WORK REQUIRED ::
Return the records below in full. Keep every word exact and skip the images.
******************************
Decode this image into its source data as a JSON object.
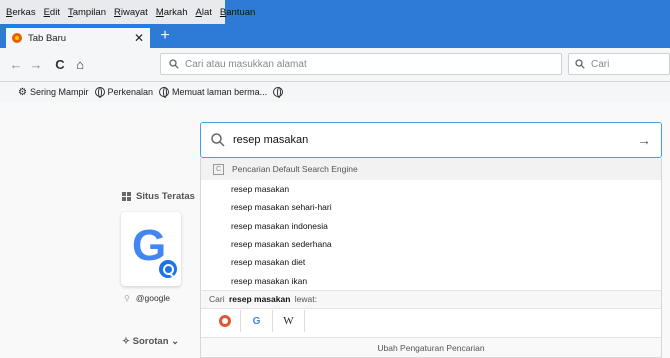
{
  "menu": [
    "Berkas",
    "Edit",
    "Tampilan",
    "Riwayat",
    "Markah",
    "Alat",
    "Bantuan"
  ],
  "menu_underline": [
    "B",
    "E",
    "T",
    "R",
    "M",
    "A",
    "B"
  ],
  "tab": {
    "title": "Tab Baru",
    "close": "✕",
    "new": "+"
  },
  "nav": {
    "back": "←",
    "forward": "→",
    "reload": "C",
    "home": "⌂",
    "url_placeholder": "Cari atau masukkan alamat",
    "search_placeholder": "Cari"
  },
  "bookmarks": [
    {
      "label": "Sering Mampir",
      "icon": "gear-icon"
    },
    {
      "label": "Perkenalan",
      "icon": "globe-icon"
    },
    {
      "label": "Memuat laman berma...",
      "icon": "globe-icon"
    },
    {
      "label": "",
      "icon": "globe-icon"
    }
  ],
  "search": {
    "query": "resep masakan",
    "go": "→",
    "engine_header": "Pencarian Default Search Engine",
    "suggestions": [
      "resep masakan",
      "resep masakan sehari-hari",
      "resep masakan indonesia",
      "resep masakan sederhana",
      "resep masakan diet",
      "resep masakan ikan"
    ],
    "search_with_prefix": "Cari",
    "search_with_query": "resep masakan",
    "search_with_suffix": "lewat:",
    "engine_g": "G",
    "engine_w": "W",
    "footer": "Ubah Pengaturan Pencarian"
  },
  "topsites": {
    "heading": "Situs Teratas",
    "chevron": "⌄",
    "tile_label": "@google",
    "tile_letter": "G"
  },
  "highlights": {
    "heading": "Sorotan ⌄"
  },
  "colors": {
    "accent": "#0a84ff",
    "focus_ring": "#3ba4e8",
    "titlebar": "#2e7bd6"
  }
}
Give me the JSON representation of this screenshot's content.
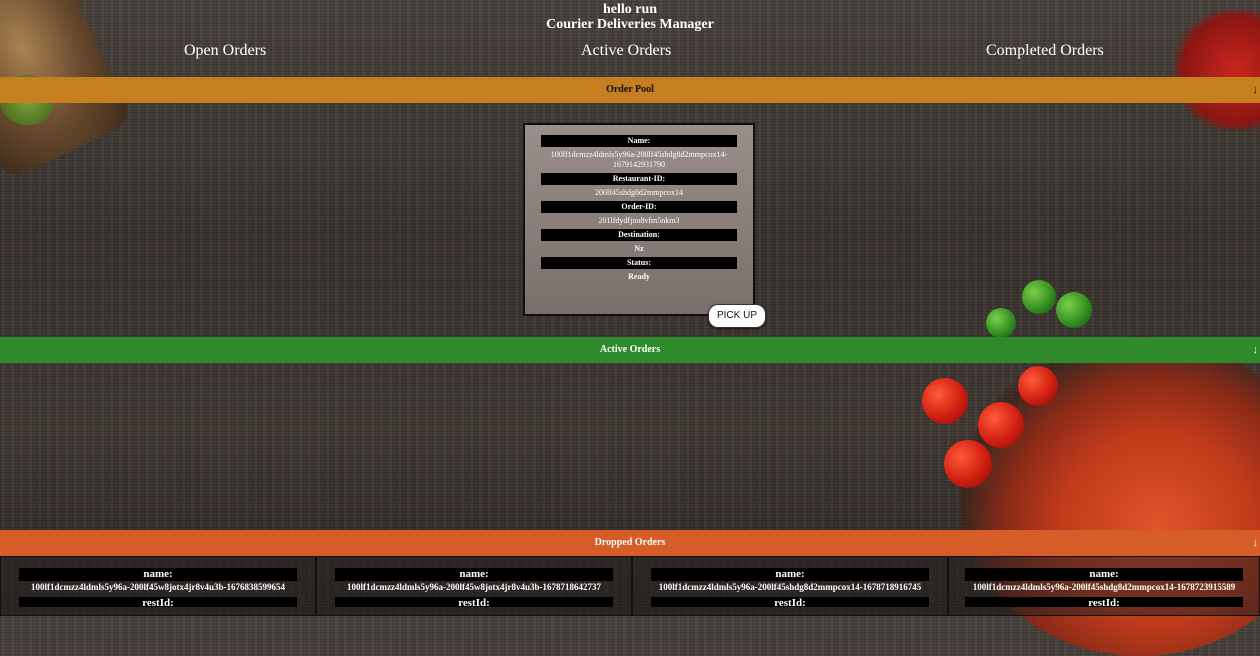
{
  "header": {
    "greeting": "hello run",
    "title": "Courier Deliveries Manager"
  },
  "nav": {
    "open": "Open Orders",
    "active": "Active Orders",
    "completed": "Completed Orders"
  },
  "sections": {
    "pool": "Order Pool",
    "active": "Active Orders",
    "dropped": "Dropped Orders",
    "arrow": "↓"
  },
  "pool_order": {
    "name_label": "Name:",
    "name": "100lf1dcmzz4ldmls5y96a-200lf45shdg8d2mmpcox14-1679142931790",
    "restaurant_label": "Restaurant-ID:",
    "restaurant_id": "200lf45shdg8d2mmpcox14",
    "order_label": "Order-ID:",
    "order_id": "201lfdydfjno8vfm5nkm3",
    "destination_label": "Destination:",
    "destination": "Nz",
    "status_label": "Status:",
    "status": "Ready",
    "pickup_label": "PICK UP"
  },
  "dropped_orders": [
    {
      "name_label": "name:",
      "name": "100lf1dcmzz4ldmls5y96a-200lf45w8jotx4jr8v4u3b-1676838599654",
      "rest_label": "restId:"
    },
    {
      "name_label": "name:",
      "name": "100lf1dcmzz4ldmls5y96a-200lf45w8jotx4jr8v4u3b-1678718642737",
      "rest_label": "restId:"
    },
    {
      "name_label": "name:",
      "name": "100lf1dcmzz4ldmls5y96a-200lf45shdg8d2mmpcox14-1678718916745",
      "rest_label": "restId:"
    },
    {
      "name_label": "name:",
      "name": "100lf1dcmzz4ldmls5y96a-200lf45shdg8d2mmpcox14-1678723915589",
      "rest_label": "restId:"
    }
  ]
}
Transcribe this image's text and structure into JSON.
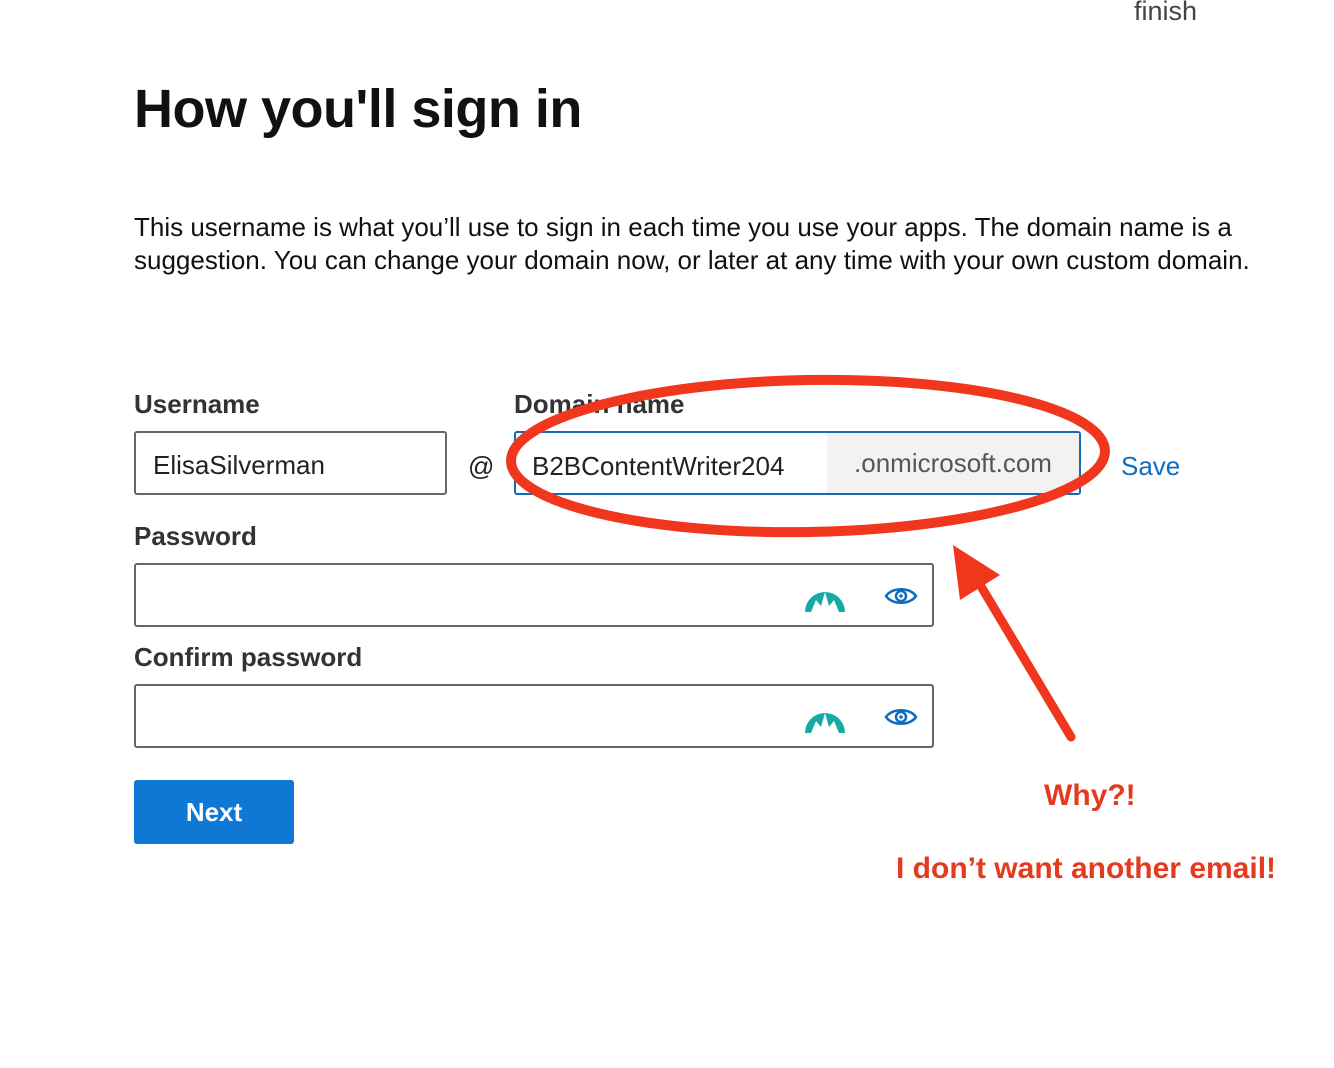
{
  "header": {
    "step_text": "finish"
  },
  "page": {
    "title": "How you'll sign in",
    "description": "This username is what you’ll use to sign in each time you use your apps. The domain name is a suggestion. You can change your domain now, or later at any time with your own custom domain."
  },
  "form": {
    "username_label": "Username",
    "username_value": "ElisaSilverman",
    "at_symbol": "@",
    "domain_label": "Domain name",
    "domain_value": "B2BContentWriter204",
    "domain_suffix": ".onmicrosoft.com",
    "save_label": "Save",
    "password_label": "Password",
    "confirm_password_label": "Confirm password",
    "next_label": "Next"
  },
  "annotations": {
    "why": "Why?!",
    "complaint": "I don’t want another email!",
    "color": "#e53a1e"
  },
  "icons": {
    "password_manager": "nordpass-mountain-icon",
    "reveal": "eye-icon"
  }
}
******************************
REPLY TO THE EXERCISE ::
Decode this image into its source data as a JSON object.
{
  "menu": [
    "Berkas",
    "Edit",
    "Tampilan",
    "Riwayat",
    "Markah",
    "Alat",
    "Bantuan"
  ],
  "menu_underline": [
    "B",
    "E",
    "T",
    "R",
    "M",
    "A",
    "B"
  ],
  "tab": {
    "title": "Tab Baru",
    "close": "✕",
    "new": "+"
  },
  "nav": {
    "back": "←",
    "forward": "→",
    "reload": "C",
    "home": "⌂",
    "url_placeholder": "Cari atau masukkan alamat",
    "search_placeholder": "Cari"
  },
  "bookmarks": [
    {
      "label": "Sering Mampir",
      "icon": "gear-icon"
    },
    {
      "label": "Perkenalan",
      "icon": "globe-icon"
    },
    {
      "label": "Memuat laman berma...",
      "icon": "globe-icon"
    },
    {
      "label": "",
      "icon": "globe-icon"
    }
  ],
  "search": {
    "query": "resep masakan",
    "go": "→",
    "engine_header": "Pencarian Default Search Engine",
    "suggestions": [
      "resep masakan",
      "resep masakan sehari-hari",
      "resep masakan indonesia",
      "resep masakan sederhana",
      "resep masakan diet",
      "resep masakan ikan"
    ],
    "search_with_prefix": "Cari",
    "search_with_query": "resep masakan",
    "search_with_suffix": "lewat:",
    "engine_g": "G",
    "engine_w": "W",
    "footer": "Ubah Pengaturan Pencarian"
  },
  "topsites": {
    "heading": "Situs Teratas",
    "chevron": "⌄",
    "tile_label": "@google",
    "tile_letter": "G"
  },
  "highlights": {
    "heading": "Sorotan ⌄"
  },
  "colors": {
    "accent": "#0a84ff",
    "focus_ring": "#3ba4e8",
    "titlebar": "#2e7bd6"
  }
}
Give me the JSON representation of this screenshot's content.
{
  "header": {
    "greeting": "hello run",
    "title": "Courier Deliveries Manager"
  },
  "nav": {
    "open": "Open Orders",
    "active": "Active Orders",
    "completed": "Completed Orders"
  },
  "sections": {
    "pool": "Order Pool",
    "active": "Active Orders",
    "dropped": "Dropped Orders",
    "arrow": "↓"
  },
  "pool_order": {
    "name_label": "Name:",
    "name": "100lf1dcmzz4ldmls5y96a-200lf45shdg8d2mmpcox14-1679142931790",
    "restaurant_label": "Restaurant-ID:",
    "restaurant_id": "200lf45shdg8d2mmpcox14",
    "order_label": "Order-ID:",
    "order_id": "201lfdydfjno8vfm5nkm3",
    "destination_label": "Destination:",
    "destination": "Nz",
    "status_label": "Status:",
    "status": "Ready",
    "pickup_label": "PICK UP"
  },
  "dropped_orders": [
    {
      "name_label": "name:",
      "name": "100lf1dcmzz4ldmls5y96a-200lf45w8jotx4jr8v4u3b-1676838599654",
      "rest_label": "restId:"
    },
    {
      "name_label": "name:",
      "name": "100lf1dcmzz4ldmls5y96a-200lf45w8jotx4jr8v4u3b-1678718642737",
      "rest_label": "restId:"
    },
    {
      "name_label": "name:",
      "name": "100lf1dcmzz4ldmls5y96a-200lf45shdg8d2mmpcox14-1678718916745",
      "rest_label": "restId:"
    },
    {
      "name_label": "name:",
      "name": "100lf1dcmzz4ldmls5y96a-200lf45shdg8d2mmpcox14-1678723915589",
      "rest_label": "restId:"
    }
  ]
}
Transcribe this image's text and structure into JSON.
{
  "header": {
    "step_text": "finish"
  },
  "page": {
    "title": "How you'll sign in",
    "description": "This username is what you’ll use to sign in each time you use your apps. The domain name is a suggestion. You can change your domain now, or later at any time with your own custom domain."
  },
  "form": {
    "username_label": "Username",
    "username_value": "ElisaSilverman",
    "at_symbol": "@",
    "domain_label": "Domain name",
    "domain_value": "B2BContentWriter204",
    "domain_suffix": ".onmicrosoft.com",
    "save_label": "Save",
    "password_label": "Password",
    "confirm_password_label": "Confirm password",
    "next_label": "Next"
  },
  "annotations": {
    "why": "Why?!",
    "complaint": "I don’t want another email!",
    "color": "#e53a1e"
  },
  "icons": {
    "password_manager": "nordpass-mountain-icon",
    "reveal": "eye-icon"
  }
}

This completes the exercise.